WHAT NEEDS TO BE DONE:
Every entry below is to be copied exactly, with nothing left out.

=====

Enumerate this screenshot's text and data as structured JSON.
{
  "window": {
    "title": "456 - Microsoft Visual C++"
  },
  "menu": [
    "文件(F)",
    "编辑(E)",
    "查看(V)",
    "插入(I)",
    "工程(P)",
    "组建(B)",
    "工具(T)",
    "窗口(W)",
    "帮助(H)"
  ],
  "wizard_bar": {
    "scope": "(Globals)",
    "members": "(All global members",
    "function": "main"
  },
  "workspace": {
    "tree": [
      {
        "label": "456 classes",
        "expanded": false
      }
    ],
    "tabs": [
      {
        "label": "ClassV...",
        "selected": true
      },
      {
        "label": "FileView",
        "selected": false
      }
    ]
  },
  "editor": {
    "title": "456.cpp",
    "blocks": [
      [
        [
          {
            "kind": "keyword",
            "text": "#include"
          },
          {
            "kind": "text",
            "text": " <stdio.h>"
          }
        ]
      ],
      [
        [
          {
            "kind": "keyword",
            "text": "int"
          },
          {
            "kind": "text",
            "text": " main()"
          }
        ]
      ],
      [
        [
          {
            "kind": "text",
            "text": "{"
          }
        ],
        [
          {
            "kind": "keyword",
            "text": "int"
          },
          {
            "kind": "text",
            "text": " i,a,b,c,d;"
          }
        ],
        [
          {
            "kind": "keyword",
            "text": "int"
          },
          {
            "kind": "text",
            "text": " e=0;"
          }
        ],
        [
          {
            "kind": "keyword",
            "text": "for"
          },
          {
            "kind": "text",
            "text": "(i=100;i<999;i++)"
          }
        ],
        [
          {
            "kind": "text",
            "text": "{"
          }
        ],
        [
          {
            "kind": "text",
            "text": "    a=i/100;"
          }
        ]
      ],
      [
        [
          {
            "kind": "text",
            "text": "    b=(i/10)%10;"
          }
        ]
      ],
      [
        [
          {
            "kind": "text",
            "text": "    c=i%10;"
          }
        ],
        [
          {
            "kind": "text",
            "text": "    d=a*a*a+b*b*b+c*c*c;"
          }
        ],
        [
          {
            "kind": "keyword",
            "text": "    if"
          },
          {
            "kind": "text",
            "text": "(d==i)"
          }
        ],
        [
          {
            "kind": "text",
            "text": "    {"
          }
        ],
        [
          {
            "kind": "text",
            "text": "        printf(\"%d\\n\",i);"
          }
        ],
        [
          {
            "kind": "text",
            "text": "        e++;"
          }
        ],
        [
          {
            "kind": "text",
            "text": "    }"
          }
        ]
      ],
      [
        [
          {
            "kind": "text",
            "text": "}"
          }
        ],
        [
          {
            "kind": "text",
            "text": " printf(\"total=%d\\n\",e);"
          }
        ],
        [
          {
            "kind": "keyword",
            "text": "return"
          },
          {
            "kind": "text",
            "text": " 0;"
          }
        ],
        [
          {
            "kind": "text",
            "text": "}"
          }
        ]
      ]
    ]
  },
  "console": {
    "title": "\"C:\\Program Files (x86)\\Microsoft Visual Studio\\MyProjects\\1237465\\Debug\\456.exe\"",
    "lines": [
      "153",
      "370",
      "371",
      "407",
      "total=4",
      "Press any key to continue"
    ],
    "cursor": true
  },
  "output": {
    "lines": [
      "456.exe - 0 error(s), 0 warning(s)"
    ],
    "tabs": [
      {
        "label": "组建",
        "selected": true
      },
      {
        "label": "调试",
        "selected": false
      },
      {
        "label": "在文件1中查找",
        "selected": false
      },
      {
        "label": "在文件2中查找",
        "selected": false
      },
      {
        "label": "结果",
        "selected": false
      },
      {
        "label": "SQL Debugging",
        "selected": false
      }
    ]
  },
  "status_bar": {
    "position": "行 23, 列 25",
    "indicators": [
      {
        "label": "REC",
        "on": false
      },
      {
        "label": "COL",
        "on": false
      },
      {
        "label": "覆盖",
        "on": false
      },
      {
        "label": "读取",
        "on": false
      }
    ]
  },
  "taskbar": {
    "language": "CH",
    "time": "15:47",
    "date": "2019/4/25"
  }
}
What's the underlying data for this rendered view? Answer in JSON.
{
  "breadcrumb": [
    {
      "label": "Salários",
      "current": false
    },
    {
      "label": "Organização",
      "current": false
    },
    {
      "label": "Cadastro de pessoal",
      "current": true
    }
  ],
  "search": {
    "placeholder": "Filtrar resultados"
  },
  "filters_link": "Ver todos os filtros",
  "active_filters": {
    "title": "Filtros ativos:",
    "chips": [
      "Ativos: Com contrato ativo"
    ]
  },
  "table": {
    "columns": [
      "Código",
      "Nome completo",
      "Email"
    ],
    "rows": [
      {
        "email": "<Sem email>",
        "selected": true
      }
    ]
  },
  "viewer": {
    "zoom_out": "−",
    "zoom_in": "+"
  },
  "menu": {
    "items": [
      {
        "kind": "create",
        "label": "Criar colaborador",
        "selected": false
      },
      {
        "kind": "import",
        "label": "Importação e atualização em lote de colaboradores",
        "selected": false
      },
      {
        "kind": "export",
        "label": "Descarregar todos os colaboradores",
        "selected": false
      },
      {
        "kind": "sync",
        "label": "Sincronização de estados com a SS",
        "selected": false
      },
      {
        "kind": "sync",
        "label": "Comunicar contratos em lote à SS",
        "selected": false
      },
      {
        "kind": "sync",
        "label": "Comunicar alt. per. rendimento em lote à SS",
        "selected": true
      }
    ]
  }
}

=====

OUTPUT:
Enumerate this screenshot's text and data as structured JSON.
{
  "window": {
    "title": "456 - Microsoft Visual C++"
  },
  "menu": [
    "文件(F)",
    "编辑(E)",
    "查看(V)",
    "插入(I)",
    "工程(P)",
    "组建(B)",
    "工具(T)",
    "窗口(W)",
    "帮助(H)"
  ],
  "wizard_bar": {
    "scope": "(Globals)",
    "members": "(All global members",
    "function": "main"
  },
  "workspace": {
    "tree": [
      {
        "label": "456 classes",
        "expanded": false
      }
    ],
    "tabs": [
      {
        "label": "ClassV...",
        "selected": true
      },
      {
        "label": "FileView",
        "selected": false
      }
    ]
  },
  "editor": {
    "title": "456.cpp",
    "blocks": [
      [
        [
          {
            "kind": "keyword",
            "text": "#include"
          },
          {
            "kind": "text",
            "text": " <stdio.h>"
          }
        ]
      ],
      [
        [
          {
            "kind": "keyword",
            "text": "int"
          },
          {
            "kind": "text",
            "text": " main()"
          }
        ]
      ],
      [
        [
          {
            "kind": "text",
            "text": "{"
          }
        ],
        [
          {
            "kind": "keyword",
            "text": "int"
          },
          {
            "kind": "text",
            "text": " i,a,b,c,d;"
          }
        ],
        [
          {
            "kind": "keyword",
            "text": "int"
          },
          {
            "kind": "text",
            "text": " e=0;"
          }
        ],
        [
          {
            "kind": "keyword",
            "text": "for"
          },
          {
            "kind": "text",
            "text": "(i=100;i<999;i++)"
          }
        ],
        [
          {
            "kind": "text",
            "text": "{"
          }
        ],
        [
          {
            "kind": "text",
            "text": "    a=i/100;"
          }
        ]
      ],
      [
        [
          {
            "kind": "text",
            "text": "    b=(i/10)%10;"
          }
        ]
      ],
      [
        [
          {
            "kind": "text",
            "text": "    c=i%10;"
          }
        ],
        [
          {
            "kind": "text",
            "text": "    d=a*a*a+b*b*b+c*c*c;"
          }
        ],
        [
          {
            "kind": "keyword",
            "text": "    if"
          },
          {
            "kind": "text",
            "text": "(d==i)"
          }
        ],
        [
          {
            "kind": "text",
            "text": "    {"
          }
        ],
        [
          {
            "kind": "text",
            "text": "        printf(\"%d\\n\",i);"
          }
        ],
        [
          {
            "kind": "text",
            "text": "        e++;"
          }
        ],
        [
          {
            "kind": "text",
            "text": "    }"
          }
        ]
      ],
      [
        [
          {
            "kind": "text",
            "text": "}"
          }
        ],
        [
          {
            "kind": "text",
            "text": " printf(\"total=%d\\n\",e);"
          }
        ],
        [
          {
            "kind": "keyword",
            "text": "return"
          },
          {
            "kind": "text",
            "text": " 0;"
          }
        ],
        [
          {
            "kind": "text",
            "text": "}"
          }
        ]
      ]
    ]
  },
  "console": {
    "title": "\"C:\\Program Files (x86)\\Microsoft Visual Studio\\MyProjects\\1237465\\Debug\\456.exe\"",
    "lines": [
      "153",
      "370",
      "371",
      "407",
      "total=4",
      "Press any key to continue"
    ],
    "cursor": true
  },
  "output": {
    "lines": [
      "456.exe - 0 error(s), 0 warning(s)"
    ],
    "tabs": [
      {
        "label": "组建",
        "selected": true
      },
      {
        "label": "调试",
        "selected": false
      },
      {
        "label": "在文件1中查找",
        "selected": false
      },
      {
        "label": "在文件2中查找",
        "selected": false
      },
      {
        "label": "结果",
        "selected": false
      },
      {
        "label": "SQL Debugging",
        "selected": false
      }
    ]
  },
  "status_bar": {
    "position": "行 23, 列 25",
    "indicators": [
      {
        "label": "REC",
        "on": false
      },
      {
        "label": "COL",
        "on": false
      },
      {
        "label": "覆盖",
        "on": false
      },
      {
        "label": "读取",
        "on": false
      }
    ]
  },
  "taskbar": {
    "language": "CH",
    "time": "15:47",
    "date": "2019/4/25"
  }
}
What's the underlying data for this rendered view? Answer in JSON.
{
  "breadcrumb": [
    {
      "label": "Salários",
      "current": false
    },
    {
      "label": "Organização",
      "current": false
    },
    {
      "label": "Cadastro de pessoal",
      "current": true
    }
  ],
  "search": {
    "placeholder": "Filtrar resultados"
  },
  "filters_link": "Ver todos os filtros",
  "active_filters": {
    "title": "Filtros ativos:",
    "chips": [
      "Ativos: Com contrato ativo"
    ]
  },
  "table": {
    "columns": [
      "Código",
      "Nome completo",
      "Email"
    ],
    "rows": [
      {
        "email": "<Sem email>",
        "selected": true
      }
    ]
  },
  "viewer": {
    "zoom_out": "−",
    "zoom_in": "+"
  },
  "menu": {
    "items": [
      {
        "kind": "create",
        "label": "Criar colaborador",
        "selected": false
      },
      {
        "kind": "import",
        "label": "Importação e atualização em lote de colaboradores",
        "selected": false
      },
      {
        "kind": "export",
        "label": "Descarregar todos os colaboradores",
        "selected": false
      },
      {
        "kind": "sync",
        "label": "Sincronização de estados com a SS",
        "selected": false
      },
      {
        "kind": "sync",
        "label": "Comunicar contratos em lote à SS",
        "selected": false
      },
      {
        "kind": "sync",
        "label": "Comunicar alt. per. rendimento em lote à SS",
        "selected": true
      }
    ]
  }
}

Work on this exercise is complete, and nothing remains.